Select every line below containing the word "legend".

Excerpts from an interface dataset:
▬▬▬▬▬▬▬▬▬▬
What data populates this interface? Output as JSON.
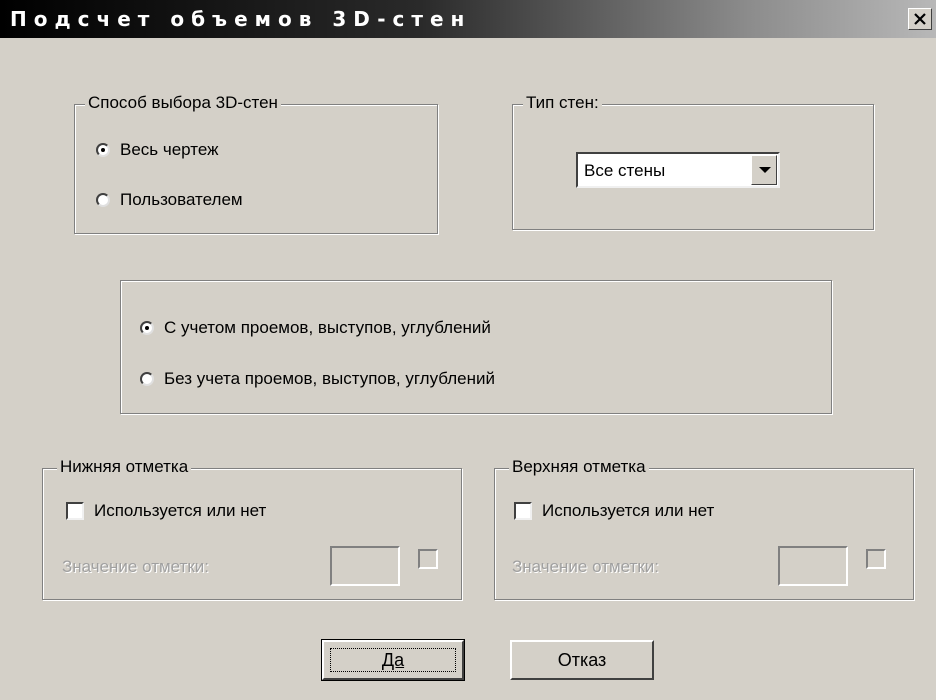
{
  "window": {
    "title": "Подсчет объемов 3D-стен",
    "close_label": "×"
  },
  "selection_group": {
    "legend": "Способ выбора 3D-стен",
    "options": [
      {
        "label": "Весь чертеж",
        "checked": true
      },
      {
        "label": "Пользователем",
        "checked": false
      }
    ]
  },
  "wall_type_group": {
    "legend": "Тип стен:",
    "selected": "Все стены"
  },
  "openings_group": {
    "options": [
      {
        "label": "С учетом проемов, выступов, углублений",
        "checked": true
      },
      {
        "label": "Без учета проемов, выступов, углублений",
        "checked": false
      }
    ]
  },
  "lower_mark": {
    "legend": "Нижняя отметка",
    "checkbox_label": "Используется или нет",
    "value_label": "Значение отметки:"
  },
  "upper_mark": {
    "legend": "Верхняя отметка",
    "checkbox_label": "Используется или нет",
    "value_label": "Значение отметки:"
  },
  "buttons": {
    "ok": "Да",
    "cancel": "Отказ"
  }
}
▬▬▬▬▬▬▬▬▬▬
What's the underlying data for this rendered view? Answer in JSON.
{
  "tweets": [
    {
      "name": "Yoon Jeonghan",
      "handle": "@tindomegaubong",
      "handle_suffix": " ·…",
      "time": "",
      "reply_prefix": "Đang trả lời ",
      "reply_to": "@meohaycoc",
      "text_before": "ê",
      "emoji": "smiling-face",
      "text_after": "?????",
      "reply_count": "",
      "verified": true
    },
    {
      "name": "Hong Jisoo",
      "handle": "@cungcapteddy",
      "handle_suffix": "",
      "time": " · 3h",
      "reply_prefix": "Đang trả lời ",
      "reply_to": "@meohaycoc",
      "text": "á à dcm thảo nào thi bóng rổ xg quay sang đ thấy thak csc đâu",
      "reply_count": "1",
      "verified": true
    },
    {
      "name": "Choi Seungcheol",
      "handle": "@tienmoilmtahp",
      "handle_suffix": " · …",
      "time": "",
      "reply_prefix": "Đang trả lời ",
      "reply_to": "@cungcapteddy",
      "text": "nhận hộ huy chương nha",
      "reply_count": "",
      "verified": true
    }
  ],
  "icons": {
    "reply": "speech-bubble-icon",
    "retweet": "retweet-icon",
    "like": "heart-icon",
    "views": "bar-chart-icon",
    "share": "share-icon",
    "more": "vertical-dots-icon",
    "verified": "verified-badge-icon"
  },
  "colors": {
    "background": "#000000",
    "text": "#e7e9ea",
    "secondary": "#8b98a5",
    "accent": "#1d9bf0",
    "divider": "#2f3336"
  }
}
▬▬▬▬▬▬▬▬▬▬
Expected answer:
    "legend": "Способ выбора 3D-стен",
    "legend": "Тип стен:",
    "legend": "Нижняя отметка",
    "legend": "Верхняя отметка",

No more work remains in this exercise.